Choose two paragraphs from the book which you feel create two very different moods. It might be you choose one paragraph describing the pleasant life of the Eloi, and one describing the dangers of the Morlocks. Which specific words in the text contribute to the mood you're experiencing? Create an illustration for each one of these paragraphs, in which you incorporate the words you identified. They can be part of the drawing, or you can write them over the drawing, or the words can take the shape of trees or plates or stalactites -- however you choose.

Lunch with Morlocks
Writing Assignments:

The Time Traveler refers to mistakes that he made, either in his judgment or in his decisions. Of course we know that the author, H.G. Wells, created this character and wrote those mistakes for him. Why? Write a short essay about the Time Traveler's mistakes and their meaning. Choose two or three mistakes that you feel the Time Traveler made, and for each one, discuss what it was, how it affected the plot, and why you think Wells thought that mistake was necessary, either to further the plot or for the reader's understanding.

OR

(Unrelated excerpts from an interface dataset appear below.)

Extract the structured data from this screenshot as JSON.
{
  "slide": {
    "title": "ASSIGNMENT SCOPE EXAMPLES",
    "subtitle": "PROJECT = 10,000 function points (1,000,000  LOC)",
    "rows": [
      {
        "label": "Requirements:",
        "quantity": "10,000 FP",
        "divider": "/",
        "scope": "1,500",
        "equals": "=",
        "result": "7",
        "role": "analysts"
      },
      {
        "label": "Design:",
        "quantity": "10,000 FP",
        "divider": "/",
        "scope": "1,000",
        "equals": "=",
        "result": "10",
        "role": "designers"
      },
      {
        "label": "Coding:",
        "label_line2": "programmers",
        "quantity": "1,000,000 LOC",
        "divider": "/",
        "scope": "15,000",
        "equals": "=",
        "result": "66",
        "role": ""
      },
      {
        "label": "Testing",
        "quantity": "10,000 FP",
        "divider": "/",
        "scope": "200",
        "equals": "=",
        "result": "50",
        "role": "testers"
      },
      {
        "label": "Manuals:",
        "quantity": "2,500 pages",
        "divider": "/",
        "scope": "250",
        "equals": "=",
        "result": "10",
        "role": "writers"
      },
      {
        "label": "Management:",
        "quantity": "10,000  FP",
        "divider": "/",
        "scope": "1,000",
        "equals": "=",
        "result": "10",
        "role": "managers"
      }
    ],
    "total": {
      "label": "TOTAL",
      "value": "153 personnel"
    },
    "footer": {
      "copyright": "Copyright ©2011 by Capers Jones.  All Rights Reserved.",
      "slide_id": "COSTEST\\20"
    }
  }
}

Reread the first four paragraphs of chapter 10. The Time Machine was written in 1895, when technology was progressing at an intense pace, almost as fast as it is progressing today. Think about the changes that have taken place in our world in the last twenty years -- the internet, mobile phones, social media. Do you think that in our society there is an Overworld and an Underworld? A part of the world more connected to pleasure and prettiness and a part of the world more connected to machines and work? Write a short essay in which you compare the Overworld and Underworld in the book with our world today.

Quiz:

1. What piece of equipment does the Time Traveller wish he had taken into the future?
2. Reclining under the stars, what food does the Time Traveller decide that the Morlocks must be eating?
3. What, according to the Time Traveller, was the original purpose of the Palace of Green Porcelain?
4. At night, what does Weena want to play with that troubles the Time Traveller?
5. The Time Traveller says that as the Morlocks attack him “The darkness seemed to grow luminous.” What causes this?
6. How does the Time Traveller get inside the pedestal to his Time Machine?
7. Where does the Time Traveller go in his Machine?
8. Upon returning to his laboratory, what does the Time Traveller see Mrs. Watchett do?
9. After telling his story to his guests, how does the Time Traveller reassure himself that the story is really true?
10. What does the Medical Man want to take with him?